Drone technology will power the Gulf’s fourth industrial revolution
Once a gimmick in futuristic novels, drones now have the potential to transform the world we live in
Drones will be an essential tool for multiple industries
Unmanned aerial vehicles – better known as drones – have been around for decades. However, it is only in recent times that they have begun to revolutionize sectors such as agriculture and logistics.
The technology’s potential is clear: the global market is projected to reach $58.4 billion by 2026.
In the GCC, the market is expected to reach $1.86 billion. This trend is being fuelled by both private use and applications within business and industry.
Drone technology is also becoming increasingly accessible and affordable.
As the GCC countries begin to realise the operational and economic advantages of drones, these flying robots will complement the digital transformation of industrial processes through data capture and automation.
In the fourth industrial revolution – Industry 4.0 – drones and related technologies, including AI and machine learning, will boost productivity and reduce costs.
Drone-based technologies are expected to cement the Gulf’s leading status in energy and power, utilities, real estate, telecoms, agriculture, transport, logistics, and manufacturing.
They can support world-class innovation by supercharging industry operations. Early adopters of drone technology are set to reap the most benefit and value.
See, sense, move, transform
A paper for the Journal of Manufacturing Technology divided drone capability into four categories: see, sense, move and transform.
Drones are powerful data capture tools equipped with many sensors to expand their processes. These can include high-resolution cameras, laser scanners, electromagnetic energy sensors and other devices.
Drones allow commercial operations to gather and collect large volumes of data safely, quickly and accurately.

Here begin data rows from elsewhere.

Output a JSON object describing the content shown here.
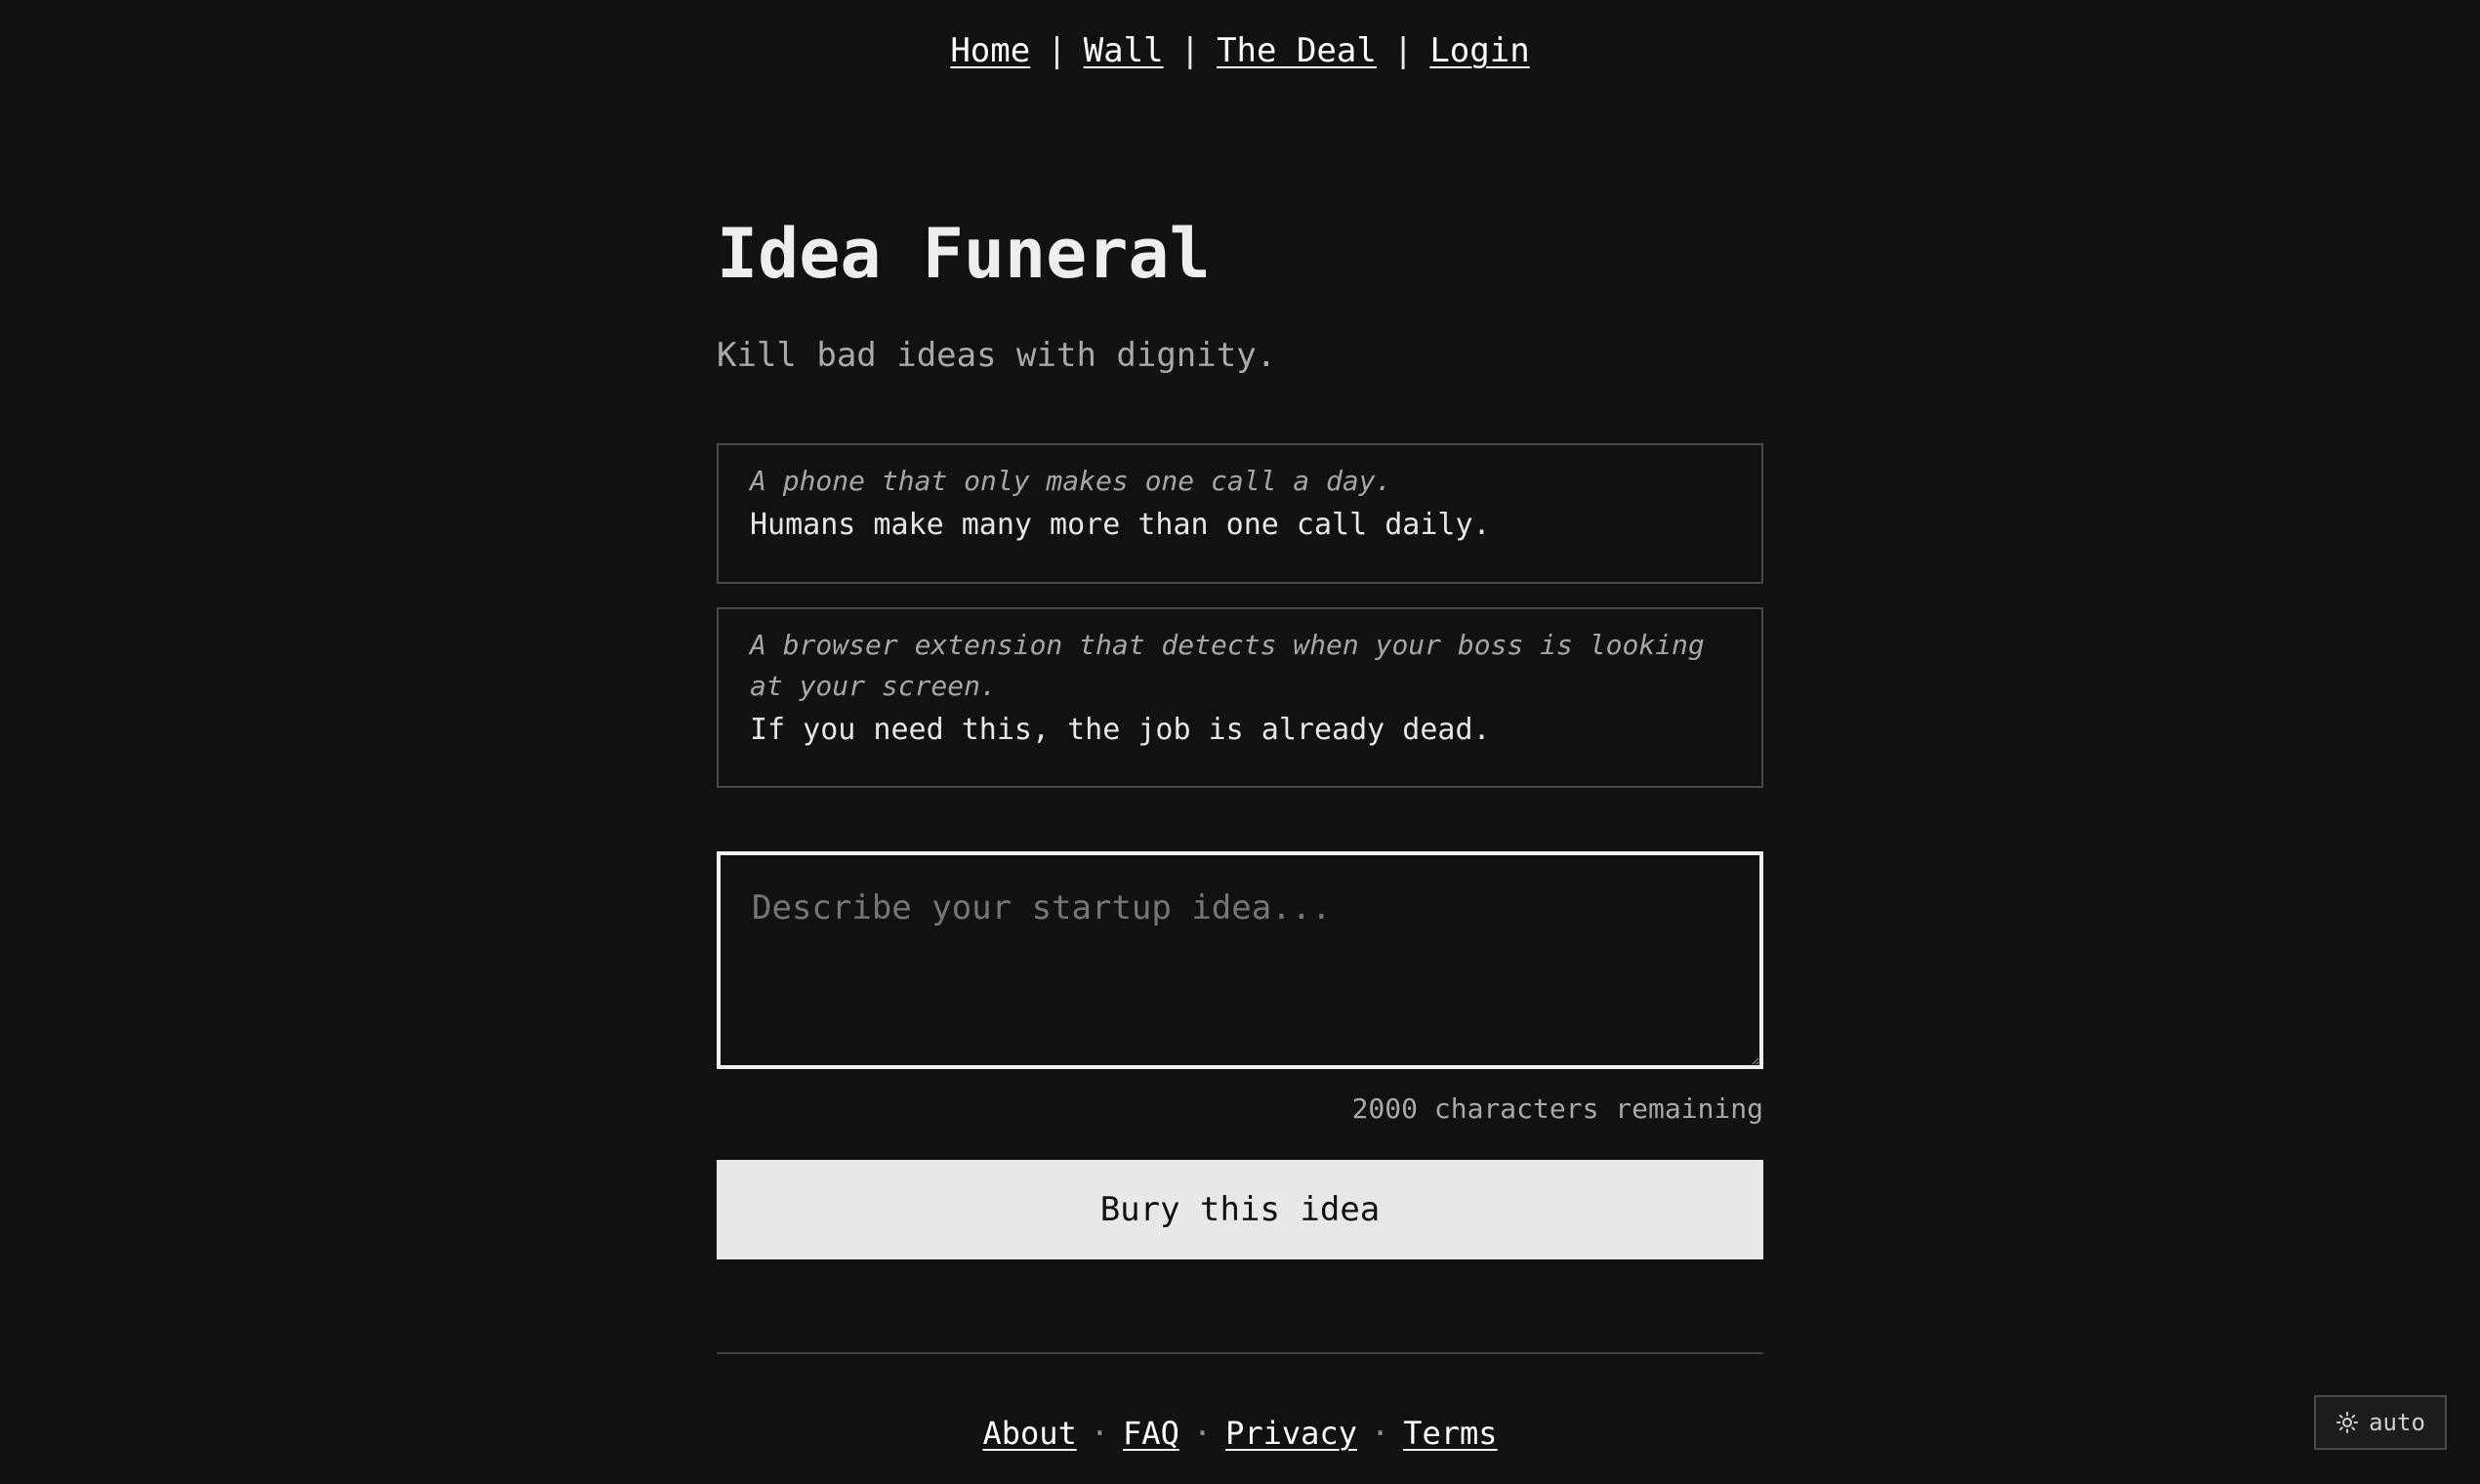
{
  "nav": {
    "items": [
      {
        "label": "Home"
      },
      {
        "label": "Wall"
      },
      {
        "label": "The Deal"
      },
      {
        "label": "Login"
      }
    ],
    "separator": "|"
  },
  "hero": {
    "title": "Idea Funeral",
    "tagline": "Kill bad ideas with dignity."
  },
  "examples": [
    {
      "idea": "A phone that only makes one call a day.",
      "verdict": "Humans make many more than one call daily."
    },
    {
      "idea": "A browser extension that detects when your boss is looking at your screen.",
      "verdict": "If you need this, the job is already dead."
    }
  ],
  "form": {
    "idea_value": "",
    "idea_placeholder": "Describe your startup idea...",
    "counter": "2000 characters remaining",
    "submit_label": "Bury this idea"
  },
  "footer": {
    "links": [
      {
        "label": "About"
      },
      {
        "label": "FAQ"
      },
      {
        "label": "Privacy"
      },
      {
        "label": "Terms"
      }
    ],
    "separator": "·"
  },
  "theme": {
    "label": "auto",
    "icon": "sun-icon"
  }
}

The robots have no physical limits, so they offer a flexible and innovative platform to share real-time insights to help businesses reap the benefits.
They can also be deployed quickly with minimal operating costs. What’s more, they can run 24/7 and are extremely easy to use, so they have a tangible return on investment.
Drones can improve the safety of workers in high-risk or remote construction environments. Robot surveys can be conducted over tall buildings to complete inspections, removing the need for risky human surveys.
Drones can also ensure safety compliance, assist with predictive maintenance or evaluate work status.
According to Falcon Eye Drones, one of the region’s leading suppliers, increasing numbers of construction companies are utilising drone technology. It offers drone-powered solutions, from 3D drone mapping to progress monitoring and drone surveying.
Drones are increasingly used in oil and gas sites such as deep offshore rigs for remote monitoring and surveillance.
Cameras and thermal imagers can detect flaws or defects in pipelines, storage tanks, or marine vessels.
Drones can provide real-time imagery and video analysis in emergencies, such as fires, gas leaks or oil spills. They can cover the ground quickly and prevent disaster.
In agriculture, drones can alert farmers to issues with their crops, empowering them to make faster and better-informed decisions.
Crops require specific soil conditions to flourish and collecting information allows farmers to make precise and timely adjustments to optimise growth. For example, drones can fertilise or spray crop fields with weed control on an automated basis to increase overall efficiency or increase yield rates.
They can also produce maps to help with nitrogen level management and seed planting design.
Drones can also be used as observation tools on a large scale. A Stockholm-based company, GLOBHE, collects drone data from 108 drone operators to help businesses, researchers and organisations make intelligent decisions.
Through a network of local drone operators and using the captured imagery and AI, they can detect global health outbreaks. To date, this technology has reduced the risk of malaria for 1.9 million people and the risk of water pollution for 2.3 million people.
Across many sectors drones offer a surveillance tool to monitor activities on exit points or maintain an overview of assets.
Any suspicious object or person will be recognised to facilitate real-time decision-making. Firnas Aero is just one of the startups offering surveillance via aerial vehicles, alongside other drone technology solutions.
Drone technology will be central to Industry 4.0 and automation. As this unfolds before us, drones will significantly contribute to the optimisation of workflows.
Data capture now happens at a fraction of the normal time. When drone technology is integrated with AI and machine learning, it could potentially automate the entire process from capturing the data to analysing it and making the right decisions across various sectors and uses.
Smart drones have almost human-like problem-solving abilities. These flying robots have the potential to recognise, analyse and act on the information they receive. As these technologies develop, drones will become central to business processes.
The key to success is integrating the data into existing workflows to optimise operational efficiency and exploit the potential of drone technology.
With the right technology and coding, businesses could be at the forefront of progress. Whether it is saving money, or improving efficiency or safety, the benefits are here to stay.
Alex Cresniov is director of Deep Knowledge Analytics